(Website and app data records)

* * * * *

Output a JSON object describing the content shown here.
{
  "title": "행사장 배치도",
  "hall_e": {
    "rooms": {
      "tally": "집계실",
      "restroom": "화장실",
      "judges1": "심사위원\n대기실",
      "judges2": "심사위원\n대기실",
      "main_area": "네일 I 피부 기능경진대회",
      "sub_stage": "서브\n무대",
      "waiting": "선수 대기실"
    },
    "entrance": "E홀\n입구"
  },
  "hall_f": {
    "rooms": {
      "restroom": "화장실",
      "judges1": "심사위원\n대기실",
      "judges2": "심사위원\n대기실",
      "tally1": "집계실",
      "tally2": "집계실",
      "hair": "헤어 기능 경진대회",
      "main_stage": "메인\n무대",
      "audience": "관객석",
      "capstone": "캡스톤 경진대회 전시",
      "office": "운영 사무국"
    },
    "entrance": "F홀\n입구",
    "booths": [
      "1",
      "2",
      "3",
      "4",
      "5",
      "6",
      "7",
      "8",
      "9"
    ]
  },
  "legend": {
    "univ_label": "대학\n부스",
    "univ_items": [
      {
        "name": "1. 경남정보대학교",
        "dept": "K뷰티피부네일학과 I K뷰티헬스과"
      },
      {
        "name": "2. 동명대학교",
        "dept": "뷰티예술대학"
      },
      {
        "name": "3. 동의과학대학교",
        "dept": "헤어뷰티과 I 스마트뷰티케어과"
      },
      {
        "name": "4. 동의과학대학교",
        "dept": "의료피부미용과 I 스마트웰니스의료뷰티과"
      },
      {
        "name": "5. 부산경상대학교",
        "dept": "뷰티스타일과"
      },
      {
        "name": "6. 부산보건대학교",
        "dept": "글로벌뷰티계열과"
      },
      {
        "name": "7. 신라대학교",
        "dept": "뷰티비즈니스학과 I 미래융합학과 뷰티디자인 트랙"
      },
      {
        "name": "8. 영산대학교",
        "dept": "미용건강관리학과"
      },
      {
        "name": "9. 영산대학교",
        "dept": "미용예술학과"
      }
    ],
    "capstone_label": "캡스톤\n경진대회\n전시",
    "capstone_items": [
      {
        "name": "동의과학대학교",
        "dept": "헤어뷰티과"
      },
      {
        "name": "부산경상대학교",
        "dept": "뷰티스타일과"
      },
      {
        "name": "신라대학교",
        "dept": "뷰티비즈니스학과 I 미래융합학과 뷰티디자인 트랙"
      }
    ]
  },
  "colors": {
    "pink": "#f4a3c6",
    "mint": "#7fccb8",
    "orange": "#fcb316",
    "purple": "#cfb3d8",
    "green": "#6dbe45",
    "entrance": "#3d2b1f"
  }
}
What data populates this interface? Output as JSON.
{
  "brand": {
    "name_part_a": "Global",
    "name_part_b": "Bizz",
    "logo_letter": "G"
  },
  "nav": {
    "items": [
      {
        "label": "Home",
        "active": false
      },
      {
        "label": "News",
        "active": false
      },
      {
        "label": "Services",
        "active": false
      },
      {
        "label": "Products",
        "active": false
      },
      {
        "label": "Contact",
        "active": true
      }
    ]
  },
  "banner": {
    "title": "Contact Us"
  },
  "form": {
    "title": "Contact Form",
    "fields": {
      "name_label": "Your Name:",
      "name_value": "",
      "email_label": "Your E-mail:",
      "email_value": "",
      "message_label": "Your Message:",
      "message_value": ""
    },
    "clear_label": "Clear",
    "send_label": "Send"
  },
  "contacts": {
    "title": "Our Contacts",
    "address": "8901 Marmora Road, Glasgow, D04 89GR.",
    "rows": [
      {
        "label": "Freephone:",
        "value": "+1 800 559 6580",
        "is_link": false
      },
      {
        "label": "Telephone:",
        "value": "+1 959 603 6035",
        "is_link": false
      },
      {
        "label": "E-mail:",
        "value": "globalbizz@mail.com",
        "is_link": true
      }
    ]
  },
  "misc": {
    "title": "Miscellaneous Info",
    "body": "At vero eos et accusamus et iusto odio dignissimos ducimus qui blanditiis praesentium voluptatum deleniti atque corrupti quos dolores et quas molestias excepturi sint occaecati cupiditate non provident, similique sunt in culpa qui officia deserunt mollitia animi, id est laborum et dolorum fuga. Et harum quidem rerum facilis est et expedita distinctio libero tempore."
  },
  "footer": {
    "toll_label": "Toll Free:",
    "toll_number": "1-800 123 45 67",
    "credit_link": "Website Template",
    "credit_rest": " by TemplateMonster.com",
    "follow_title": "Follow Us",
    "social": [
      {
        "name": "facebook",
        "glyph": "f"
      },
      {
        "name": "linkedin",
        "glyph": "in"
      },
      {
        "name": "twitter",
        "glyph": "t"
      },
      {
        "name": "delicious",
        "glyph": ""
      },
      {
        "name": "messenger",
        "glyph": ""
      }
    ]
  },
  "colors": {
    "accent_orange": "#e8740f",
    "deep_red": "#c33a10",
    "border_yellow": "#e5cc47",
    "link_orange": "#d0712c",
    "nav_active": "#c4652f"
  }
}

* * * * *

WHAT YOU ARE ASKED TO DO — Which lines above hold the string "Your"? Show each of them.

ANSWER BELOW —
      "name_label": "Your Name:",
      "email_label": "Your E-mail:",
      "message_label": "Your Message:",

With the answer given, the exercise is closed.